Subsidising electricity for German industry economically ineffective - researchers
Clean Energy Wire / Der Spiegel
A proposed subsidised electricity price for heavy industry would not be effective for the economy as a whole, according to a report by the German Institute for Economic Research (DIW). The economy ministry (BMWK) is pushing for subsidised power price rebates to help German industry remain competitive amid rising energy costs and the loss of cheap Russian gas in the wake of Russia's war on Ukraine. Government approval of the proposal remains uncertain, however. Economy minister Robert Habeck put the chances of the subsidised price coming into force at “fifty-fifty”, news magazine Der Spiegel reported.
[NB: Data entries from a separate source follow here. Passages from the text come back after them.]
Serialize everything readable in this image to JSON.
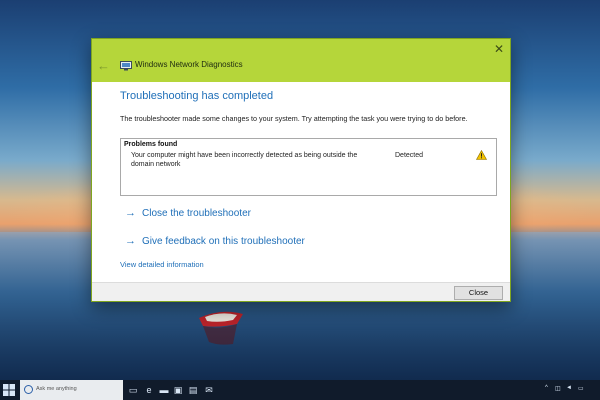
{
  "window": {
    "title": "Windows Network Diagnostics"
  },
  "content": {
    "heading": "Troubleshooting has completed",
    "description": "The troubleshooter made some changes to your system. Try attempting the task you were trying to do before.",
    "problems": {
      "header": "Problems found",
      "items": [
        {
          "text": "Your computer might have been incorrectly detected as being outside the domain network",
          "status": "Detected",
          "icon": "warning-icon"
        }
      ]
    },
    "links": [
      {
        "label": "Close the troubleshooter",
        "icon": "arrow-right-icon"
      },
      {
        "label": "Give feedback on this troubleshooter",
        "icon": "arrow-right-icon"
      }
    ],
    "detail_link": "View detailed information"
  },
  "footer": {
    "close_label": "Close"
  },
  "taskbar": {
    "search_placeholder": "Ask me anything"
  },
  "colors": {
    "titlebar": "#b5d63a",
    "link": "#1f6fb8",
    "taskbar": "#101b2b"
  }
}
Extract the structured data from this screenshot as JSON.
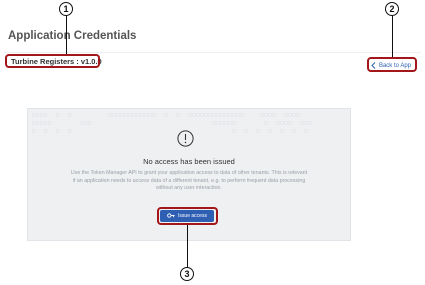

The DIW report illustrates in different scenarios the effects of higher electricity prices on cost increases in relation to companies' value creation. It also shows how the proposed temporary subsidy, which would lower the electricity price for industry to 6 cents per kilowatt-hour, would relieve the burden on companies. The report examines the effects of rising electricity prices on energy-intensive companies and finds that even an extreme increase in costs would mean a significant burden to only a few companies in narrowly defined industrial sectors. Subsidised prices would thus only dampen costs for companies with extremely high electricity demand, but not completely compensate for them, it notes. The report also rejects the interpretation that the proposed subsidy, which would expire in 2030, is a bridging solution. It stressed that some energy-intensive industries would likely continue to face competitive disadvantages, particularly compared to non-European countries. “All of these findings suggest that a broad-based industrial electricity price is not a panacea for strengthening German companies in international competition,” DIW economist Tomaso Duso said. “But selective relief for individual sectors of the economy could also be problematic in terms of competition law and would have to be approved by the European Commission.”
The industry electricity price is aimed at boosting the international competitiveness of Germany's prized heavy industry. Energy-intensive firms are to receive billions of euros in state help if they promise to decarbonise and to stay within the country, according to a proposal by the economy and climate ministry. The proposal was welcomed by industry as “a clear game changer”, but remains controversial among policymakers and economists. It has also come under fire from renewable energy operators, who fear it could undermine renewables expansion.